It has been a bit of a tumultuous season so far for East Coast opera. On the minus side, Opera Boston — the city’s innovative, second-tier company, a boon to the local scene since 2003 — abruptly shut down just before Christmas: a sad case of the piper (i.e., principal donor) calling the tune. Happily, as if to compensate, the union standoff that had been holding up New York City Opera’s first season in exile from Lincoln Center came to a mutually compatible close, so we can count on an exciting, if peripatic lineup, starting with two enticing productions at the Brooklyn Academy of Music (celebrating its 150th anniversary this year): the new Jonathan Miller version of Verdi’s Traviata February 12-18 (with Brooklyn native Laquita Mitchell as Violetta) and the eagerly awaited U.S. premiere of Rufus Wainwright’s Prima Donna February 19-25. Possibly the best news? Tickets are a prole-friendly $25.

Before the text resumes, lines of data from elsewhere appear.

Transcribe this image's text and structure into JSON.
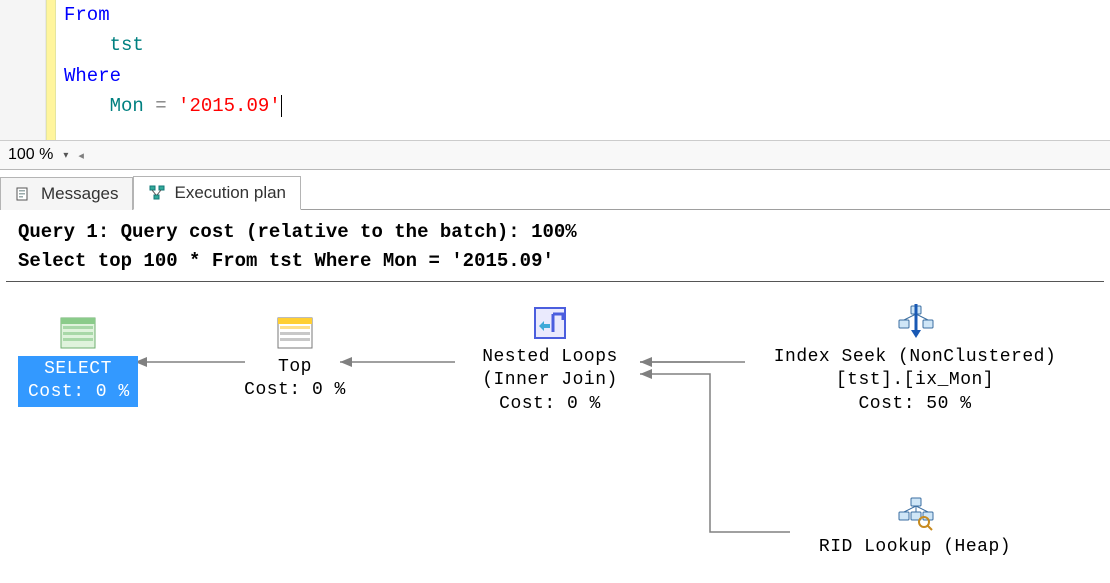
{
  "sql": {
    "line1_kw": "From",
    "line2_ident": "tst",
    "line3_kw": "Where",
    "line4_ident": "Mon",
    "line4_op": " = ",
    "line4_str": "'2015.09'"
  },
  "zoom": {
    "value": "100 %"
  },
  "tabs": {
    "messages": "Messages",
    "execplan": "Execution plan"
  },
  "plan": {
    "header_line1": "Query 1: Query cost (relative to the batch): 100%",
    "header_line2": "Select top 100 * From tst Where Mon = '2015.09'",
    "select": {
      "title": "SELECT",
      "cost": "Cost: 0 %"
    },
    "top": {
      "title": "Top",
      "cost": "Cost: 0 %"
    },
    "nested": {
      "title": "Nested Loops",
      "sub": "(Inner Join)",
      "cost": "Cost: 0 %"
    },
    "seek": {
      "title": "Index Seek (NonClustered)",
      "sub": "[tst].[ix_Mon]",
      "cost": "Cost: 50 %"
    },
    "rid": {
      "title": "RID Lookup (Heap)"
    }
  }
}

The Metropolitan is going gangbusters. Having just triumphantly introduced the clever Shakespearean mashup Enchanted Island (Twelfth Night, meet A Mid-Summer Night’s Dream), the opera house of record is forging ahead with Verdi’s Ernani, with soprano Angela Meade reprising the 2007 role that helped earn her this year’s Beverly Sills Artist Award; the production goes wide with a “Live in HD” release February 25. Also underway: Robert Lepage’s staging of Wagner’s Götterdämmerung, with Deborah Voigt winding up the Ring Cycle (that HD dats is February 11) and Anna Netrebko revisiting Anna Bolena. In the Aida revival starting February 9, Violeta Urmana assumes the title role, spell-binding mezzo Stephanie Blythe takes on Aida’s rival Amneris, and Marcelo Álvarez and Marcello Giordani alternate as Radamès.
Boston Lyric Opera (now the main game in town) brings Sir Peter Maxwell Davies’s eerie chamber opera The Lighthouse to the John F. Kennedy Presidential Library – evocatively waterside – February 8-12. It’s a brief piece (only 75 minutes), but as veterans of the 1983 U.S. premiere — directed by Peter Sellars and featuring Sanford Sylvan — will attest, an indelible experience.
If you’d like to witness an opera in its earliest, near-larval stage, on February 7-8 HERE’s Culturemart 2012 – a New York alterna-fest — offers a chance to witness staged excerpts and a libretto reading of The Scarlet Ibis, with music by Stefan Weisman, libretto by David Cote (chief theatre critic for Time Out New York). The soprano part goes to Hai-Ting Chinn (left), who made a splash on the Wendy Williams Show recently, singing Weisman’s setting of the (seemingly endless) ingredients list for the now obsolete Hostess Twinkie. The YouTube clip is priceless. And as long as you’re amusing yourself operatically, don’t miss the latest variation on a popular YouTube meme: “Sh*t Opera Singers Say”.